Part I, by Ven, Mahasi Sayadaw
A person after achieving jhana by developing metta bhavana can reach the stage of arahatta phala if he continues to contemplate Vipassana depending on that metta jhana as a basis. Even if falling short of arahatta phala, he can reach anagami-magga-phala and become an Anagami. The way to contemplate is to first enter into metta jhana, and when this jhanic mind ceases, it is to contemplate on that jhana. This method of plunging in jhana and then contemplating jhana in turn by developing and contemplating Samatha and Vipassana in pairs, is called “yuganaddha”, i.e., equipping oneself with meditation in pairs.
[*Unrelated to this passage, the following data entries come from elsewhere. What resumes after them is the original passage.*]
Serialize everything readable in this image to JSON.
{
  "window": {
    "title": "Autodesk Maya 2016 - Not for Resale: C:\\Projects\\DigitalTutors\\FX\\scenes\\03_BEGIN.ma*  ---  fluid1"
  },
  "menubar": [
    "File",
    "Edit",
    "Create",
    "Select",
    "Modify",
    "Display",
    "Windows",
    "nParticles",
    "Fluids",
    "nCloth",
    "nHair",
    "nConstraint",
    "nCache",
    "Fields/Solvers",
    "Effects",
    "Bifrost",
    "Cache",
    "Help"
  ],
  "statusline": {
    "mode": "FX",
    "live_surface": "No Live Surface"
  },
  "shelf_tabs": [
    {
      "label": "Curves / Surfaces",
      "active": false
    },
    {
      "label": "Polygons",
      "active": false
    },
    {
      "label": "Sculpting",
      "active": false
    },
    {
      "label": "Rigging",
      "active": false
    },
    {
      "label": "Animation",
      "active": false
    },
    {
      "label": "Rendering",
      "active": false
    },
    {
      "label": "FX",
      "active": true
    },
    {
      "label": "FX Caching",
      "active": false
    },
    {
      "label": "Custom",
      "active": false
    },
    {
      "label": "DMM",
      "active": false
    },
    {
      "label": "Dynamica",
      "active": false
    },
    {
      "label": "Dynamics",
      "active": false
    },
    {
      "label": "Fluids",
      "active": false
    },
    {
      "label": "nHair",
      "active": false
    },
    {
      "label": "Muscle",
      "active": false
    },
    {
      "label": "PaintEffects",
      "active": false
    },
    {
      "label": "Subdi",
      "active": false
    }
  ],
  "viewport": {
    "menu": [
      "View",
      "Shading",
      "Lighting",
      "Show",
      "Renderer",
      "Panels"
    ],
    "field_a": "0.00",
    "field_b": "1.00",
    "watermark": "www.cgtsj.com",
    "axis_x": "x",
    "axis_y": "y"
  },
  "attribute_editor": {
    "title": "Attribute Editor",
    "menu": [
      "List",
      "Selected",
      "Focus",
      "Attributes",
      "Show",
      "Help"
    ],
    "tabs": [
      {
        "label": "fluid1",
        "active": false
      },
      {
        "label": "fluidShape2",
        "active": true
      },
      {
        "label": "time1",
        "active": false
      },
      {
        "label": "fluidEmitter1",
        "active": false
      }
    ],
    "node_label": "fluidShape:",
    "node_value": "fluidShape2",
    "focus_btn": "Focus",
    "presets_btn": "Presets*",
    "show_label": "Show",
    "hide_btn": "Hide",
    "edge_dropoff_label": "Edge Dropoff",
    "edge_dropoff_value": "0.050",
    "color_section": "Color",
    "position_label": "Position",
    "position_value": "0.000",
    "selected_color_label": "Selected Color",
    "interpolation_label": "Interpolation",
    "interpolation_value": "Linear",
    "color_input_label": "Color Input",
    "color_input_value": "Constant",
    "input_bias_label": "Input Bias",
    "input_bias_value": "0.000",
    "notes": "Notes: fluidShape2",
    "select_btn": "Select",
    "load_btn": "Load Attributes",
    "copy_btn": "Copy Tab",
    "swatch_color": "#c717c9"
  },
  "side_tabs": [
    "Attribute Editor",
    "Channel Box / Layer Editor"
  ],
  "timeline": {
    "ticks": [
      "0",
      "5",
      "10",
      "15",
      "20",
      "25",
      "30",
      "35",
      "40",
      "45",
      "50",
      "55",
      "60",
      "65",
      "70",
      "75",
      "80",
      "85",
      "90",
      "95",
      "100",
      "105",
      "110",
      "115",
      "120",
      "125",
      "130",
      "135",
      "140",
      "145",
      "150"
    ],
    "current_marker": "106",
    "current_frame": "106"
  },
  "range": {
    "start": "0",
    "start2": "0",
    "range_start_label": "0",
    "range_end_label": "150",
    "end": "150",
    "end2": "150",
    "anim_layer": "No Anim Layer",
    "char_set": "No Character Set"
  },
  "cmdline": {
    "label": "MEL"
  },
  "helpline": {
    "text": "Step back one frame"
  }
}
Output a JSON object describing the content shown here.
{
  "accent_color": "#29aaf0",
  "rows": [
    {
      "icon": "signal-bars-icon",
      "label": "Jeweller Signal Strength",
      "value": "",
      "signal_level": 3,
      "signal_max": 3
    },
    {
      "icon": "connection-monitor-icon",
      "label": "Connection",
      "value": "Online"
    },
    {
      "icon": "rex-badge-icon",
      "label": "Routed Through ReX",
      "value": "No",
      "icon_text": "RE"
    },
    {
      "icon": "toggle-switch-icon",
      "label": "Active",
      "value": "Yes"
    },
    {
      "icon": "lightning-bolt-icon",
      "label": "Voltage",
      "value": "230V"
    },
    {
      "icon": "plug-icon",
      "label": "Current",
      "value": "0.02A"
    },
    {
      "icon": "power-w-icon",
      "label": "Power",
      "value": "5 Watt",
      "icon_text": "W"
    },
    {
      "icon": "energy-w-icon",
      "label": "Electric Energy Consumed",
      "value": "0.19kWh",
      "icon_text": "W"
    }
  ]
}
The method of meditating Vipassana is the same as the method of contemplating and noting by the present Yogis. It is to contemplate and note what has been seen, or heard, or contacted, or imagined as “seeing”, “hearing”, “contacting”, or “imagining”, as the case may be. In the same way, after the occurrence of the jhanic-mind, this jhanic-mind will have to be contemplated and noted. The only difference is that a person who has attained jhana, contemplates the jhanic-mind, whereas the present Yogis, not being endowed with the jhanic-mind, should contemplate and note the mind or consciousness that is aware of what has been seen, etc.
What shall be done now according to the method of yuganaddha contemplation, is to develop metta reciting as: “May all be happy”. Then, contemplate with mindfulness on loving-kindness in turn. Developing metta along with the contemplation of metta-mindfulness in pairs, is the method. If so contemplated, the mind that is intended to radiate to a particular person while recitation is made, rupa – the material element which utters, the sense-object of voice which sounds, and the mind-consciousness which dwells in his heart while reciting as: “May all be happy”, will all be found vanishing instantaneously and continually. Such realisation or awareness is the genuine Vipassana insight knowledge which knows the characteristics of impermanence. This is stated as, “khayatthena aniccam” (having ceased or vanished in a moment, it is impermanent). Let us bear it in mind and contemplate in the course of our recitation in the following manner:
May all those monks, individuals and Yogis residing in this meditation centre be happy. (repeat)
May all beings in this meditation centre be happy. (repeat)
May all monks and individuals within this township be happy. (repeat)
May all beings in this township be happy. (repeat)
May all people living in the Union of Burma be happy. (repeat).
May all beings be happy. (repeat)
Every time it is recited as: “May all be happy” with consciousness, the mind that is put into this consciousness, and the mind that intends to recite, the bodily behaviour, and the sense object of the voice which utters, immediately vanish.